Whipple’s camp at Cosnino Caves/Turkey Tanks
After leaving the Petrified Forest, the Railroad Survey followed the Puerco and Little Colorado Rivers to a campsite near today’s Navajo town of Leupp, Arizona. Whipple then took a small exploring party west to San Francisco Mountain, discovering some deep permanent water tanks (Turkey Tanks) along the trail, and nearby a large cluster of abandoned Indian dwelling caves. Whipple named these the “Cosnino Caves” after the local (Coconino) Indians. The main party arrived here a few days later.
Christmas at Cosnino Caves
Whipple’s party stayed a couple of days at Turkey Tanks to let the men and animals rest up a bit. On Christmas Eve of 1853 they had an improvised back country celebration.

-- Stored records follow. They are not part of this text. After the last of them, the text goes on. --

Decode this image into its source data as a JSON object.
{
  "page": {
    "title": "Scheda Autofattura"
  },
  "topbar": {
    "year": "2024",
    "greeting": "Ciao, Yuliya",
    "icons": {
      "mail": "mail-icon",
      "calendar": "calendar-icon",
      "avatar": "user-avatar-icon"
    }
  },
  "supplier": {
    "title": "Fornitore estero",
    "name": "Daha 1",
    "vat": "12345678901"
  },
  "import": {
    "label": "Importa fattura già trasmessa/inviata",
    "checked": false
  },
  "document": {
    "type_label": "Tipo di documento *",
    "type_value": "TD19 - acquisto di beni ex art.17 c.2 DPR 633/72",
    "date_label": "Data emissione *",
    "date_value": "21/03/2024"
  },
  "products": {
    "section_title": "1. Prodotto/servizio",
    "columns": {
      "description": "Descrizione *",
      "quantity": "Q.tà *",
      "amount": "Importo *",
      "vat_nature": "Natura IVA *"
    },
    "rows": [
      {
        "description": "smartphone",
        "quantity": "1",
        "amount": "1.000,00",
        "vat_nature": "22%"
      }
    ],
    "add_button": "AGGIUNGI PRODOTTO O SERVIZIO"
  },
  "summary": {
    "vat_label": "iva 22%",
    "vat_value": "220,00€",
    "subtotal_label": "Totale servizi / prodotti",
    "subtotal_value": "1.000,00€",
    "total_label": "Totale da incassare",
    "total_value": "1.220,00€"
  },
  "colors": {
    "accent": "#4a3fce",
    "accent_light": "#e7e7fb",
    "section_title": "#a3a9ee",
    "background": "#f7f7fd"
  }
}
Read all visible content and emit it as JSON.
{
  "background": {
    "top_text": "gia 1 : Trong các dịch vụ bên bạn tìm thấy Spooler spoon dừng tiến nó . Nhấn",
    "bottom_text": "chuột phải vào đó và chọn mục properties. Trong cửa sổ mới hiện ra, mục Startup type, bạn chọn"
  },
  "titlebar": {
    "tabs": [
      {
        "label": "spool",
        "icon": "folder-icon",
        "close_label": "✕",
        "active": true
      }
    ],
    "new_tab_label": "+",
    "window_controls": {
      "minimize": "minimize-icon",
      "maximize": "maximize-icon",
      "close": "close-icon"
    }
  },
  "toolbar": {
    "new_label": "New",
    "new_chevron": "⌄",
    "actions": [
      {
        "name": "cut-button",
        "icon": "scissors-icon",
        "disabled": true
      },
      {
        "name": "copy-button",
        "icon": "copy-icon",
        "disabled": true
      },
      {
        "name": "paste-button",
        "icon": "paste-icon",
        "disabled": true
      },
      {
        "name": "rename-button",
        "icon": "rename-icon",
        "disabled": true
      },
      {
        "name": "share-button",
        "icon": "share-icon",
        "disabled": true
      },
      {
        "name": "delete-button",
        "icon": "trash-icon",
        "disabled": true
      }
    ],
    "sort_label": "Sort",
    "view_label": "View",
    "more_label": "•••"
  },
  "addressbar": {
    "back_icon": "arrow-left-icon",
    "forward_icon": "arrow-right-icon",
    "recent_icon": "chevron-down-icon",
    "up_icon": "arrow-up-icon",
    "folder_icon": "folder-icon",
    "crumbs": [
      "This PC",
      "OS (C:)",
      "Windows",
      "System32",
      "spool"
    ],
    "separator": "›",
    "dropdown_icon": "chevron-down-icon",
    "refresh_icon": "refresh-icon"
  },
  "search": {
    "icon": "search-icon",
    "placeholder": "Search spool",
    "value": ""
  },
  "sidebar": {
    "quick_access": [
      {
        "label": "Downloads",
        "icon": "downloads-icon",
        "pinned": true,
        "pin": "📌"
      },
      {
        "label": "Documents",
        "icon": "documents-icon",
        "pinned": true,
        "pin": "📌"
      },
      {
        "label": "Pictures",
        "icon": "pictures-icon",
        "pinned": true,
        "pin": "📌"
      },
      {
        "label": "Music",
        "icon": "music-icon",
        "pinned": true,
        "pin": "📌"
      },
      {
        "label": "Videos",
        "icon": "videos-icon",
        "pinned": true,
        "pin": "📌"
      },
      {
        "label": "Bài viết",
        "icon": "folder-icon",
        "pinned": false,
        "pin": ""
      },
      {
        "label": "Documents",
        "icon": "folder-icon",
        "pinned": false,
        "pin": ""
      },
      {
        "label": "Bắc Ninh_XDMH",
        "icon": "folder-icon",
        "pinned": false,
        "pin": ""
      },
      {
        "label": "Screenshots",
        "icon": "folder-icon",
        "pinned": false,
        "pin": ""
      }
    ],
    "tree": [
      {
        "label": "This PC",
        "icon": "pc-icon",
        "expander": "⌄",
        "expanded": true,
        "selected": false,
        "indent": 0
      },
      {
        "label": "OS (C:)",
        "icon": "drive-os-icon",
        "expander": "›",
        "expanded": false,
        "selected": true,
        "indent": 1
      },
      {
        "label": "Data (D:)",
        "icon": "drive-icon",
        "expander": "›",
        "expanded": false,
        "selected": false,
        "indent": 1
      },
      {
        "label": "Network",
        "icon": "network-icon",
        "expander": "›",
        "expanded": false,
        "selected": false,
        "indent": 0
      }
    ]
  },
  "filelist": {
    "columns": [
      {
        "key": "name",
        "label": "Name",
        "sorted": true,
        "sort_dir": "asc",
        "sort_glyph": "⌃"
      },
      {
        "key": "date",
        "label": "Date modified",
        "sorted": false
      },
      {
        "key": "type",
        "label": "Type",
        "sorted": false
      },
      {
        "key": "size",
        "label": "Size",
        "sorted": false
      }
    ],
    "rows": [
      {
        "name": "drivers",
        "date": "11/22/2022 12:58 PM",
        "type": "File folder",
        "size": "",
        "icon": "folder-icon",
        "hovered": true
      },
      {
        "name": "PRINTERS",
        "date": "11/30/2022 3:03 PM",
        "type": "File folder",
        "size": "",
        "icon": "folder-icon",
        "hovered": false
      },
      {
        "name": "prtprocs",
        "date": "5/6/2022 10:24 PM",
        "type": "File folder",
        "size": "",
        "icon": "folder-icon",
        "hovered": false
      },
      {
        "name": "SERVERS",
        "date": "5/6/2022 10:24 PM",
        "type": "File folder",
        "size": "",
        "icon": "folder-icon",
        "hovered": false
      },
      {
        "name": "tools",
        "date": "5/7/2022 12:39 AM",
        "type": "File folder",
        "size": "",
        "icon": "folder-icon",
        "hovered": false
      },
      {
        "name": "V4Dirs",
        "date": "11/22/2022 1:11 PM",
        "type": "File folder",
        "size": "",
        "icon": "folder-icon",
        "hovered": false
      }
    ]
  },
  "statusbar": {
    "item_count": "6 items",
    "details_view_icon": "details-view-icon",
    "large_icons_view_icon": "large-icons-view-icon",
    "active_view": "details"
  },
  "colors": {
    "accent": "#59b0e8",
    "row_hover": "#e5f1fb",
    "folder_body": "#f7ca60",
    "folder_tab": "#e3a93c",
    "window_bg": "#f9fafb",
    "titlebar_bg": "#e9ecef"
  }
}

December 24–camp 89.–…Christmas Eve has been celebrated with considerable eclat. The fireworks were decidedly magnificent. Tall, isolated pines surrounding the camp were set on fire. The flames leaped to the treetops, and then, dying away, sent up a numerable brilliant sparks. An Indian dance, by some ci-devant Navajo prisoners, was succeeded by song from the teamsters, and a pastoral enacted by the Mexicans, after their usual custom at this festival. Leroux’s servant, a tamed Crow Indian, and a herder, then performed a duet improvisated, in which they took the liberty of saying what they pleased of the company present—an amusement common in New Mexico and California, where this troubadour singing is much in vogue at fandangoes.
The Indian Caves
I was surprised to discover that the caves had been covered with a pile of large rocks from the construction of the Leupp Road (Indian Reservation Route 15), which runs immediately above the caves. The Cosnino Caves are located at Turkey Tanks, which is about 5 miles north of Winona on the Leupp Road. Here’s what the site looks like today:
To the left is Harold Colton’s plan of the “Turkey Tanks Caves” from his 1946 book The Sinagua. Colton counted 21 caves in the side of the lava wall. John Sherburne of the Railroad Survey says there were 30 or more. May Humphreys Stacy claims (erroneously, I think) that Whipple reported there were around a thousand caves here.
In the photo below right, the roof of the upper tier of caves can be seen as a dark horizontal rent near the top of the pile of rocks. You can look into some of the upper caves but the lower tier is completely buried. Below left is a picture of a nearby cave that was not covered by debris. You can see the plastered walls inside and the rock wall across the front. There are also small cubby-holes in the wall for storage. I wonder if they might have laid poles from the top of the lava to the rock wall to make a roof (that’s what I would do). By the way, no pottery remains in the area.
Turkey Tanks was an important stop on the Beale Wagon Road and even had a post office for a short time during the construction of the railroad in the early 1880s. After the railroad began operations, travel on the wagon road dropped sharply and, like many other important sites, this one has almost faded into oblivion.